Check each line of the records for "swatch"; collect those that have it.

[SUPPLIED ENTRIES]
Content starts
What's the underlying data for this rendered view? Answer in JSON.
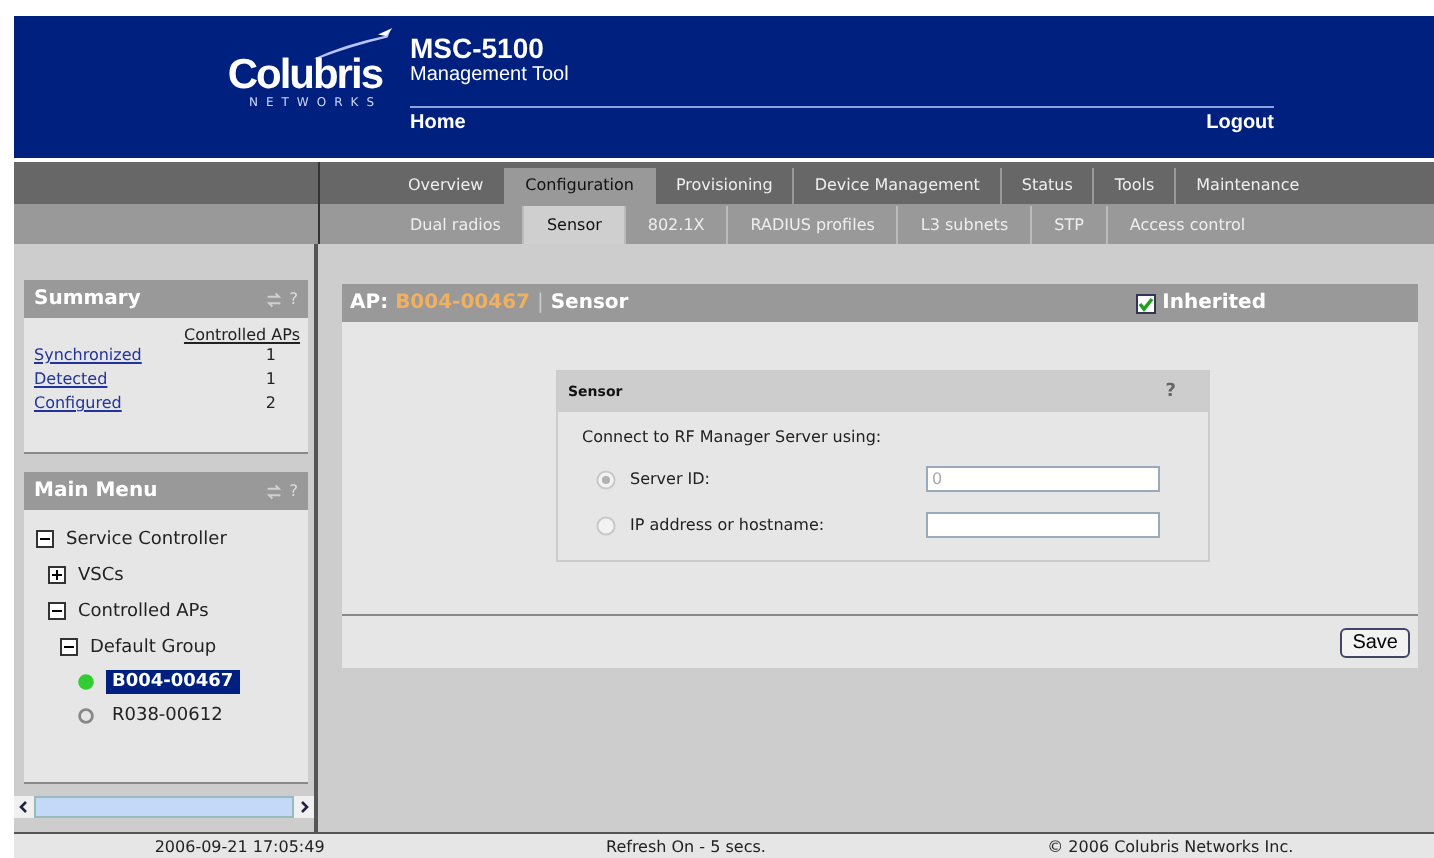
{
  "header": {
    "brand": "Colubris",
    "brand_sub": "NETWORKS",
    "product": "MSC-5100",
    "subtitle": "Management Tool",
    "links": [
      "Home",
      "Logout"
    ]
  },
  "tabs": [
    {
      "label": "Overview",
      "selected": false
    },
    {
      "label": "Configuration",
      "selected": true
    },
    {
      "label": "Provisioning",
      "selected": false
    },
    {
      "label": "Device Management",
      "selected": false
    },
    {
      "label": "Status",
      "selected": false
    },
    {
      "label": "Tools",
      "selected": false
    },
    {
      "label": "Maintenance",
      "selected": false
    }
  ],
  "subtabs": [
    {
      "label": "Dual radios",
      "selected": false
    },
    {
      "label": "Sensor",
      "selected": true
    },
    {
      "label": "802.1X",
      "selected": false
    },
    {
      "label": "RADIUS profiles",
      "selected": false
    },
    {
      "label": "L3 subnets",
      "selected": false
    },
    {
      "label": "STP",
      "selected": false
    },
    {
      "label": "Access control",
      "selected": false
    }
  ],
  "summary": {
    "title": "Summary",
    "help": "?",
    "column": "Controlled APs",
    "rows": [
      {
        "label": "Synchronized",
        "count": "1"
      },
      {
        "label": "Detected",
        "count": "1"
      },
      {
        "label": "Configured",
        "count": "2"
      }
    ]
  },
  "main_menu": {
    "title": "Main Menu",
    "help": "?",
    "tree": [
      {
        "label": "Service Controller",
        "kind": "group",
        "expanded": true,
        "children": [
          {
            "label": "VSCs",
            "kind": "group",
            "expanded": false
          },
          {
            "label": "Controlled APs",
            "kind": "group",
            "expanded": true,
            "children": [
              {
                "label": "Default Group",
                "kind": "group",
                "expanded": true,
                "children": [
                  {
                    "label": "B004-00467",
                    "kind": "ap",
                    "color": "#33cc33",
                    "selected": true
                  },
                  {
                    "label": "R038-00612",
                    "kind": "ap",
                    "color": "#888888",
                    "selected": false
                  }
                ]
              }
            ]
          }
        ]
      }
    ]
  },
  "panel": {
    "ap_label": "AP:",
    "ap_name": "B004-00467",
    "separator": "|",
    "section": "Sensor",
    "inherited": {
      "label": "Inherited",
      "checked": true
    },
    "box": {
      "title": "Sensor",
      "help": "?",
      "prompt": "Connect to RF Manager Server using:",
      "options": [
        {
          "label": "Server ID:",
          "selected": true,
          "value": "0"
        },
        {
          "label": "IP address or hostname:",
          "selected": false
        }
      ]
    },
    "save": "Save"
  },
  "status_bar": [
    "2006-09-21 17:05:49",
    "Refresh On - 5 secs.",
    "© 2006 Colubris Networks Inc."
  ]
}
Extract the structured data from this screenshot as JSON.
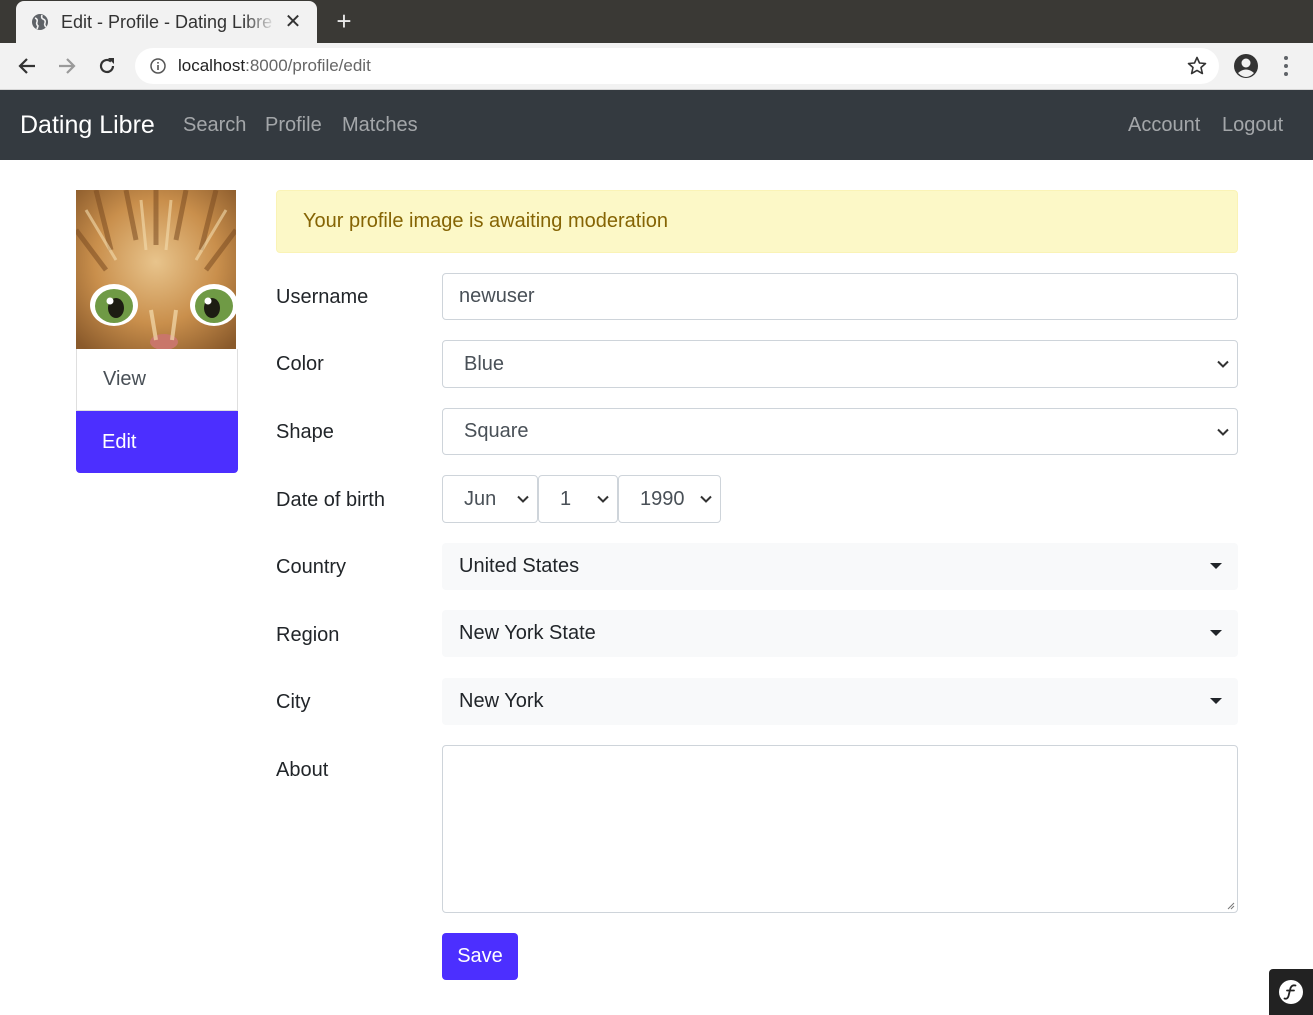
{
  "browser": {
    "tab_title": "Edit - Profile - Dating Libre",
    "url_host": "localhost",
    "url_rest": ":8000/profile/edit"
  },
  "navbar": {
    "brand": "Dating Libre",
    "left_links": [
      "Search",
      "Profile",
      "Matches"
    ],
    "right_links": [
      "Account",
      "Logout"
    ]
  },
  "sidebar": {
    "items": [
      {
        "label": "View",
        "active": false
      },
      {
        "label": "Edit",
        "active": true
      }
    ]
  },
  "alert": {
    "message": "Your profile image is awaiting moderation"
  },
  "form": {
    "username_label": "Username",
    "username_value": "newuser",
    "color_label": "Color",
    "color_value": "Blue",
    "shape_label": "Shape",
    "shape_value": "Square",
    "dob_label": "Date of birth",
    "dob_month": "Jun",
    "dob_day": "1",
    "dob_year": "1990",
    "country_label": "Country",
    "country_value": "United States",
    "region_label": "Region",
    "region_value": "New York State",
    "city_label": "City",
    "city_value": "New York",
    "about_label": "About",
    "about_value": "",
    "save_label": "Save"
  },
  "colors": {
    "accent": "#4c2fff",
    "navbar_bg": "#343a40",
    "alert_bg": "#fcf8c7",
    "alert_text": "#856404"
  }
}
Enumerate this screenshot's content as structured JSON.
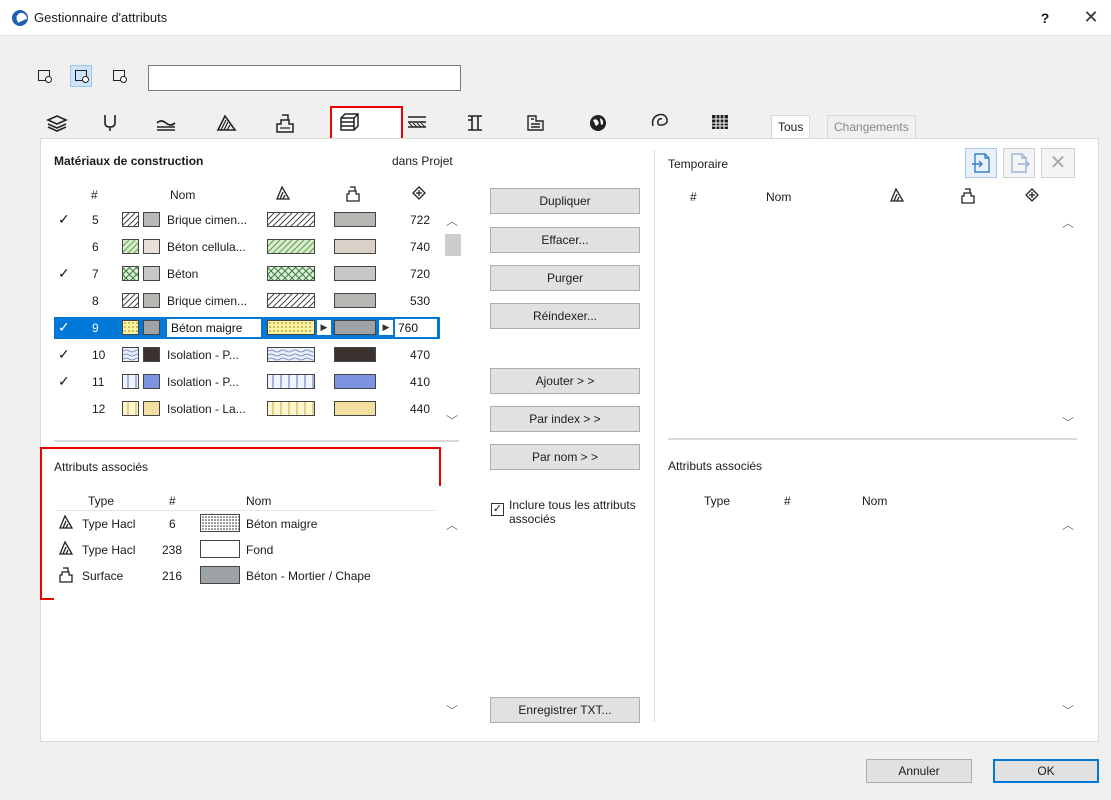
{
  "window": {
    "title": "Gestionnaire d'attributs",
    "help": "?",
    "close": "✕"
  },
  "filter": {
    "search_value": "",
    "search_placeholder": ""
  },
  "tabs": {
    "icons": [
      "layers-icon",
      "pen-icon",
      "line-type-icon",
      "fill-icon",
      "surface-icon",
      "building-material-icon",
      "composite-icon",
      "profile-icon",
      "zone-icon",
      "globe-icon",
      "markup-icon",
      "grid-icon"
    ],
    "text_tabs": [
      "Tous",
      "Changements"
    ],
    "selected": "building-material-icon"
  },
  "left": {
    "header": "Matériaux de construction",
    "scope": "dans Projet",
    "columns": {
      "num": "#",
      "name": "Nom"
    },
    "rows": [
      {
        "checked": "✓",
        "num": "5",
        "name": "Brique cimen...",
        "value": "722",
        "c1": "#ffffff",
        "c2": "#b8b8b8",
        "fill": "#b8b6b2",
        "hatch": "diag"
      },
      {
        "checked": "",
        "num": "6",
        "name": "Béton cellula...",
        "value": "740",
        "c1": "#d8ecd0",
        "c2": "#e8e0d8",
        "fill": "#d9d0c7",
        "hatch": "diag-green"
      },
      {
        "checked": "✓",
        "num": "7",
        "name": "Béton",
        "value": "720",
        "c1": "#e0f2e0",
        "c2": "#c8c8c8",
        "fill": "#c8c8c8",
        "hatch": "cross"
      },
      {
        "checked": "",
        "num": "8",
        "name": "Brique cimen...",
        "value": "530",
        "c1": "#ffffff",
        "c2": "#b8b6b2",
        "fill": "#b8b6b2",
        "hatch": "diag"
      },
      {
        "checked": "✓",
        "num": "9",
        "name": "Béton maigre",
        "value": "760",
        "c1": "#fff3a0",
        "c2": "#9ea3a8",
        "fill": "#9ea3a8",
        "hatch": "dots",
        "selected": true
      },
      {
        "checked": "✓",
        "num": "10",
        "name": "Isolation - P...",
        "value": "470",
        "c1": "#e8eef8",
        "c2": "#3c3230",
        "fill": "#3c3230",
        "hatch": "waves"
      },
      {
        "checked": "✓",
        "num": "11",
        "name": "Isolation - P...",
        "value": "410",
        "c1": "#f0f4ff",
        "c2": "#7b93e0",
        "fill": "#7b93e0",
        "hatch": "vert"
      },
      {
        "checked": "",
        "num": "12",
        "name": "Isolation - La...",
        "value": "440",
        "c1": "#fff7d0",
        "c2": "#f3e0a0",
        "fill": "#f3e0a0",
        "hatch": "vert-yellow"
      }
    ]
  },
  "left_assoc": {
    "header": "Attributs associés",
    "columns": {
      "type": "Type",
      "num": "#",
      "name": "Nom"
    },
    "rows": [
      {
        "icon": "fill-type-icon",
        "type": "Type Hacl",
        "num": "6",
        "name": "Béton maigre",
        "swatch": "dots"
      },
      {
        "icon": "fill-type-icon",
        "type": "Type Hacl",
        "num": "238",
        "name": "Fond",
        "swatch": "blank"
      },
      {
        "icon": "surface-icon",
        "type": "Surface",
        "num": "216",
        "name": "Béton - Mortier / Chape",
        "swatch": "grey"
      }
    ]
  },
  "middle": {
    "duplicate": "Dupliquer",
    "delete": "Effacer...",
    "purge": "Purger",
    "reindex": "Réindexer...",
    "add": "Ajouter > >",
    "by_index": "Par index > >",
    "by_name": "Par nom > >",
    "include_label": "Inclure tous les attributs associés",
    "include_checked": true,
    "save_txt": "Enregistrer TXT..."
  },
  "right": {
    "header": "Temporaire",
    "columns": {
      "num": "#",
      "name": "Nom"
    },
    "assoc_header": "Attributs associés",
    "assoc_columns": {
      "type": "Type",
      "num": "#",
      "name": "Nom"
    }
  },
  "footer": {
    "cancel": "Annuler",
    "ok": "OK"
  }
}
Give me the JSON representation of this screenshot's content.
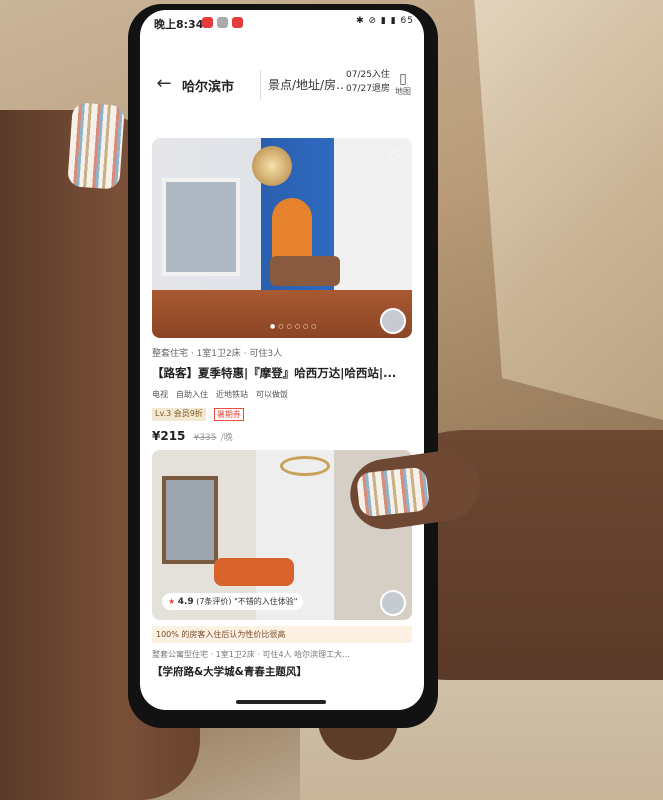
{
  "status_bar": {
    "time": "晚上8:34",
    "right_icons": "✱ ⊘ ▮ ▮ 65"
  },
  "search": {
    "city": "哈尔滨市",
    "keyword": "景点/地址/房...",
    "checkin": "07/25入住",
    "checkout": "07/27退房",
    "map_label": "地图"
  },
  "listings": [
    {
      "meta": "整套住宅 · 1室1卫2床 · 可住3人",
      "title": "【路客】夏季特惠|『摩登』哈西万达|哈西站|...",
      "tags": [
        "电视",
        "自助入住",
        "近地铁站",
        "可以做饭"
      ],
      "level_tag": "Lv.3 会员9折",
      "coupon_tag": "暑期券",
      "price": "¥215",
      "old_price": "¥335",
      "price_unit": "/晚"
    },
    {
      "rating": "4.9",
      "rating_note": "(7条评价)",
      "review_quote": "\"不错的入住体验\"",
      "banner": "100% 的房客入住后认为性价比很高",
      "meta": "整套公寓型住宅 · 1室1卫2床 · 可住4人",
      "location": "哈尔滨理工大...",
      "title": "【学府路&大学城&青春主题风】"
    }
  ],
  "icons": [
    "back-arrow-icon",
    "map-icon",
    "heart-icon",
    "star-icon"
  ]
}
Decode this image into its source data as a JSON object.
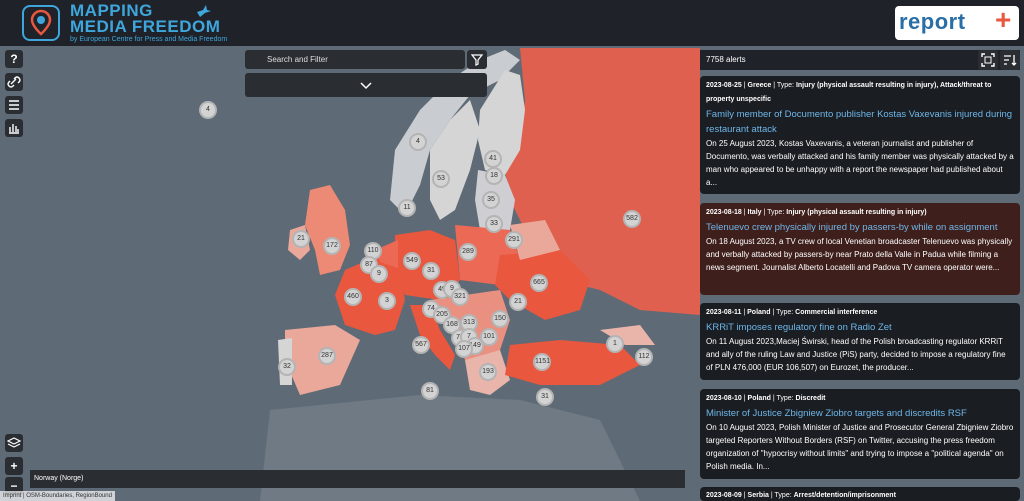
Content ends
[SOLVED EXERCISE]
        "swatch": "dots"
        "swatch": "blank"
        "swatch": "grey"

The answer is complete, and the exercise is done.